And the mentor who tried to call me out wouldn't even look at me. He had his back to me the entire time. He was moving chairs around the room, he was doing this and that. And at one point she had made a comment like “you should go to climate ventures at CSI because maybe they have what you're looking for.” And I said, “Well, I'm actually a former board member of CSI. And I am now an official member of climate ventures. So I know who CSI is, I know what they're all about, which is why I'm already part of them and I've been a part of them for three years now.”
You know when white people talk to you like you don't know? I experienced that in that moment. So I took that and I left. And I wondered, “Is it because I'm Black?” I was like, “No, it can't be.” I was just oblivious because why would race come into play when I'm doing something that I felt was beneficial to the environment and to the community?
But to this day, he was the only person that I've met during this entire journey that ever said anything to me indicating that my program would not work. I walked out of that room and I was like, “well, this is how it's going to be, I'm going to come against obstacles because of my race.” And I never anticipated that.
Recently, I flew home to Halifax for my dad's birthday and the guy who sat beside me has been working in composting for 20 plus years, ironically. And then halfway through the flight said, “So what kind of work do you do?” And I said I launched an app that allows food retailers to redistribute their food to shelters at the end of the day. And he got it right away. He said, “Oh my god, you may put me out of business.”
And that's the same thing I told the guy from Ryerson. There will come a day that I will either meet him again or somebody will introduce us, or we will be in a mutual setting where something's happening around my business, and he's going to act like he doesn't know me and I’m going to remind him.
I'm a walking stereotype. I know it, I own it. It annoys me that everybody else treats me this way but it's something you just grow accustomed to. I'm a tall Black man every single day when I leave my house, so I'm going to experience life as a tall Black man every single day. But now I'm going to walk into these rooms and I'm going to shift perceptions. Because I'm doing something that’s beneficial and it's changing the landscape. I'm a disrupter to the food waste industry. And I know that and I'm going to ride that wave until I solve food waste."
Tony’s plan is to scale and build. Part of his five-year plan is to expand B12Give to cities outside of Toronto and across the world. Tony also hopes to include other initiatives under the umbrella of B12Give to address other social issues such as homelessness, education and social inclusion.
Marcus "Roi" Medford is poet, journalist, photographer's assistant and radio-show host studying journalism at the University of Toronto.
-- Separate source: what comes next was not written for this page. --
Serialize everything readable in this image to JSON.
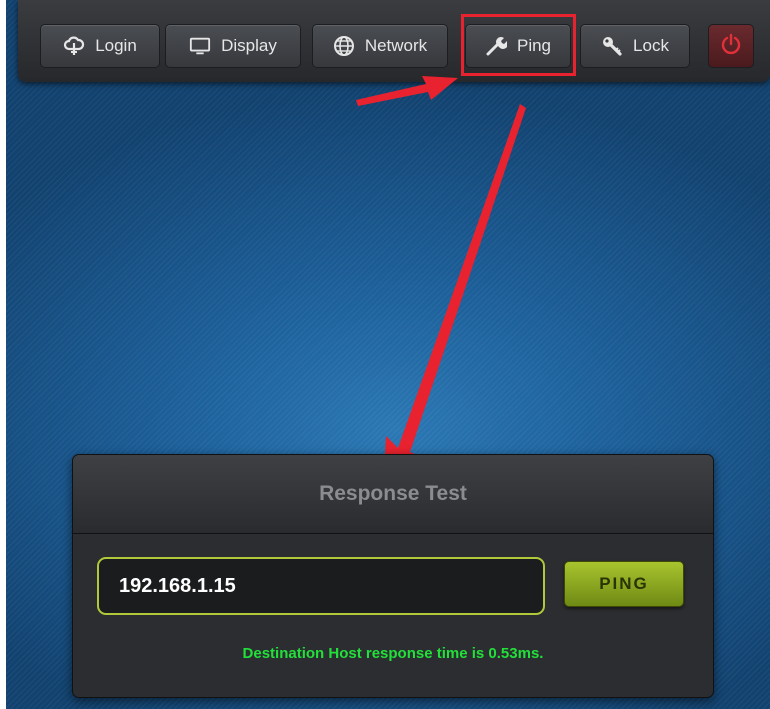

Marcus has written for numerous publications including The Blueprint, the Toronto Observer and New Canadian Media. He has performed his poetry at multiple venues in Toronto and is publishing his first collection of poetry, "Book of Mars" later this year. You can check out Marcus on Twitter: @marcus_roi